• [Work to be completed]: Search the records for the word "this" and pick out every line that has it.

• [Source material]:
━━━━━━
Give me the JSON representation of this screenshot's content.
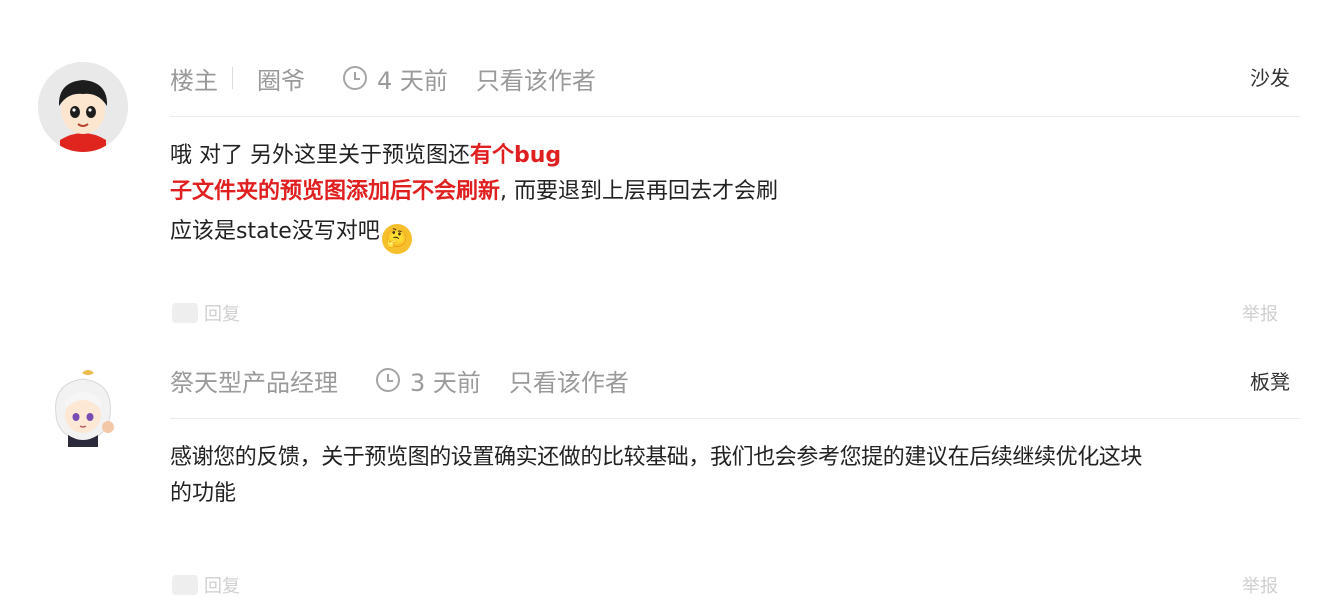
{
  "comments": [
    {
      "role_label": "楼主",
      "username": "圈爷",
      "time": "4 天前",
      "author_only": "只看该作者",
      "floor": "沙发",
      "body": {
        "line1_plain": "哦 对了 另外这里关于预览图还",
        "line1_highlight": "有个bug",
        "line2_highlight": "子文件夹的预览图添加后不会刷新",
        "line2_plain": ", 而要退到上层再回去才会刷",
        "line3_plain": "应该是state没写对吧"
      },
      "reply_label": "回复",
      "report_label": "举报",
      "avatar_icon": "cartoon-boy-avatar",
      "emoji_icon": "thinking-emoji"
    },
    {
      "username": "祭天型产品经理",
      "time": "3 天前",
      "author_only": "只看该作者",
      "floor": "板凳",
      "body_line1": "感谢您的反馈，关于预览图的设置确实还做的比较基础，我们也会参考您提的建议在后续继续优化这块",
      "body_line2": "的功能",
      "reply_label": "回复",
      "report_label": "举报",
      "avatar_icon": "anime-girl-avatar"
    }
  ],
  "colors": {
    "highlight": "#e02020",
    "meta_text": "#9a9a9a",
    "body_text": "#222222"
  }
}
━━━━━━
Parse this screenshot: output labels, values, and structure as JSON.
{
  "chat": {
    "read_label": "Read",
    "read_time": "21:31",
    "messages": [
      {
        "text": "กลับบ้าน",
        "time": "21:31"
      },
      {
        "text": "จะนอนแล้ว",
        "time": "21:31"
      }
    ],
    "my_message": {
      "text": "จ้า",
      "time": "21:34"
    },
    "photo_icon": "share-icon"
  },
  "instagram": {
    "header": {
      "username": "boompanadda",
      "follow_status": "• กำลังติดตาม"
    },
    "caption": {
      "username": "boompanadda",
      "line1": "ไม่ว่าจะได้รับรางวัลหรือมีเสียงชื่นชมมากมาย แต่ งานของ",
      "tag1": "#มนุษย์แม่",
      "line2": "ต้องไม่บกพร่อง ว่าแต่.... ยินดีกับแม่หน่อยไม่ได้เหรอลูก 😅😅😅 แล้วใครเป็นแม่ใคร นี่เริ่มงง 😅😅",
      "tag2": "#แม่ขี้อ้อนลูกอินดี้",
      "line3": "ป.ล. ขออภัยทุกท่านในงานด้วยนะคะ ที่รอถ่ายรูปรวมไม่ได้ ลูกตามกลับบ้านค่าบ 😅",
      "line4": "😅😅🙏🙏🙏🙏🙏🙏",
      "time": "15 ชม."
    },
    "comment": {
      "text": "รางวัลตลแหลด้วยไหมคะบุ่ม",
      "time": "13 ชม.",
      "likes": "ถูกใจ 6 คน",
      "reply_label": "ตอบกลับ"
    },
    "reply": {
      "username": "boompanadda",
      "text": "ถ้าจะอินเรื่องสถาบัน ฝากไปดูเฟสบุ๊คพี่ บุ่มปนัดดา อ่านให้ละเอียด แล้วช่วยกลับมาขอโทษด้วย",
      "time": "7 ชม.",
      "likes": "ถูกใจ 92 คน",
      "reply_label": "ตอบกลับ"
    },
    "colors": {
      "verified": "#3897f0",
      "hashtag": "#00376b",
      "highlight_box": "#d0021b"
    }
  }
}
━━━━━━
• [Exercise result]:
Give me the JSON representation of this screenshot's content.
Parse this screenshot: output labels, values, and structure as JSON.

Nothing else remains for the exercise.